- Additional signs: Check for signs of water entry points such as damaged seams, tears in the fabric, or malfunctioning zippers. These are indications of potential leaks. Also, inspect the rainfly and ensure it is properly attached and tensioned to prevent water ingress.
By considering these factors and assessing the specific circumstances, you can make a more informed judgment about whether the moisture in your tent is due to condensation or a leak. If you're unsure, it's best to thoroughly inspect your camping tent and conduct a test setup in dry conditions to identify any potential leaks before your next trip.
The Dos and Don’ts on How to Stop Condensation in Tent
Here's a list of dos and don'ts for preventing tent condensation:
- Pitch your tent in a well-ventilated area with good airflow.
- Utilize all available vents, windows, and doors to promote air circulation.
- Use a rainfly or footprint to provide an extra layer of protection against moisture.
- Use a camping mat or insulated groundsheet to provide a barrier between the cold ground and the tent floor.

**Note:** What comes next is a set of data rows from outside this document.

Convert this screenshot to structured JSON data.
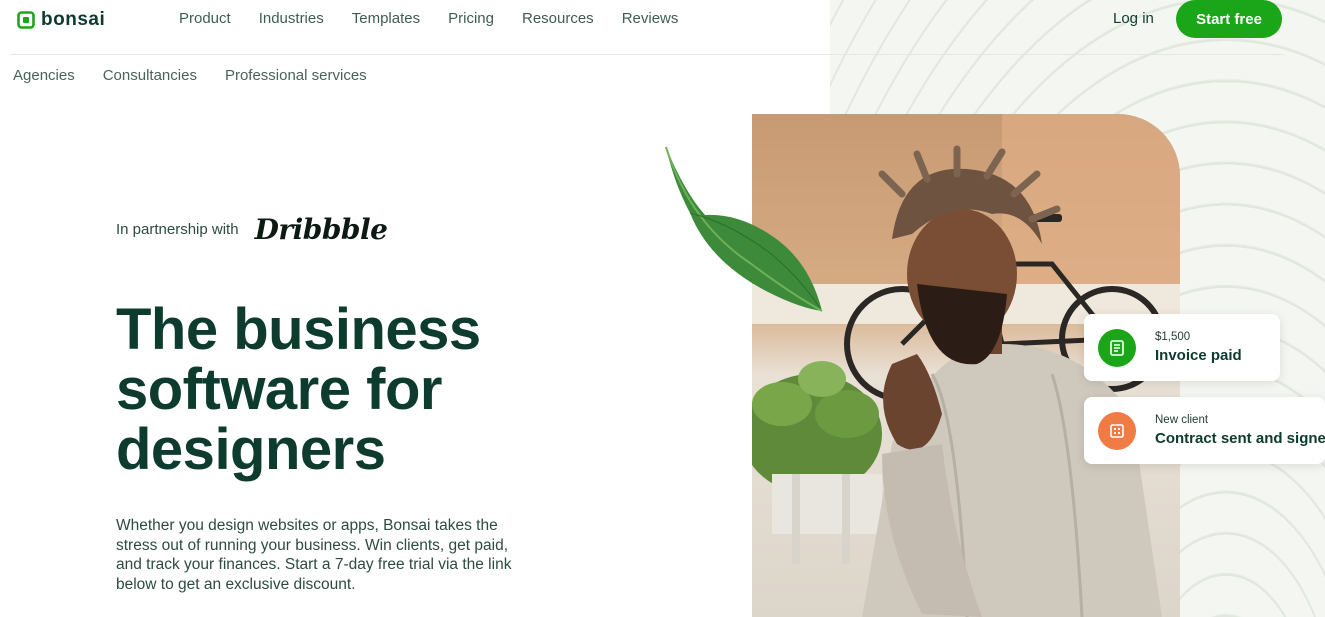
{
  "brand": {
    "name": "bonsai",
    "accent": "#1aa618",
    "dark": "#0d3b2e",
    "icon": "bonsai-logo-icon"
  },
  "nav": {
    "items": [
      "Product",
      "Industries",
      "Templates",
      "Pricing",
      "Resources",
      "Reviews"
    ],
    "login_label": "Log in",
    "start_label": "Start free"
  },
  "subnav": {
    "items": [
      "Agencies",
      "Consultancies",
      "Professional services"
    ]
  },
  "hero": {
    "partner_label": "In partnership with",
    "partner_logo": "Dribbble",
    "headline": [
      "The business",
      "software for",
      "designers"
    ],
    "description": "Whether you design websites or apps, Bonsai takes the stress out of running your business. Win clients, get paid, and track your finances. Start a 7-day free trial via the link below to get an exclusive discount."
  },
  "cards": [
    {
      "small": "$1,500",
      "big": "Invoice paid",
      "icon": "invoice-icon",
      "color": "#1aa618"
    },
    {
      "small": "New client",
      "big": "Contract sent and signed",
      "icon": "contract-icon",
      "color": "#ef7b45"
    }
  ]
}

- Wipe down the inside walls of the tent with a towel or cloth to remove any condensation.
- Keep wet items outside the tent or in a designated area to prevent additional moisture buildup.
- Dry wet gear and clothes thoroughly before bringing them inside the tent.
- Consider using a tent condensation fan or a tent dehumidifier to prevent condensation inside the tent.
- Don't camp in low-lying areas or water sources where cold air can accumulate.
- Don't block or obstruct vents, windows, or doors that are designed for airflow.
- Don't dry wet gear or clothes inside the tent, as it will increase the humidity level.
- Don't touch the inner walls of the tent with gear or body parts, as it can transfer
- Don't moisture to the fabric.
- Don't use heaters or stoves inside the tent, as they can add moisture to the air and create a safety hazard.
- Don't overpack the tent with unnecessary items that can obstruct airflow.
- Don't neglect regular maintenance of your tent, such as checking for tears, repairing seams, and waterproofing if needed.
- Don't forget to thoroughly dry and air out your tent after a camping trip to prevent mold and mildew growth.
By following these dos and avoiding the don'ts, preventing condensation in a tent can be effectively achieved, resulting in a more comfortable camping experience.
In conclusion, properly preventing condensation in your tent is important whether you’re a novice or a professional camper. Take the time to use some of the tips shared in this article. Choosing suitable camping locations, maintaining proper ventilation, and being mindful of moisture sources inside the tent, etc.— all these measures can help to prevent tent condensation build-up. With these pieces of advice taken into consideration, you can have a dry camping experience during your next outdoor adventure.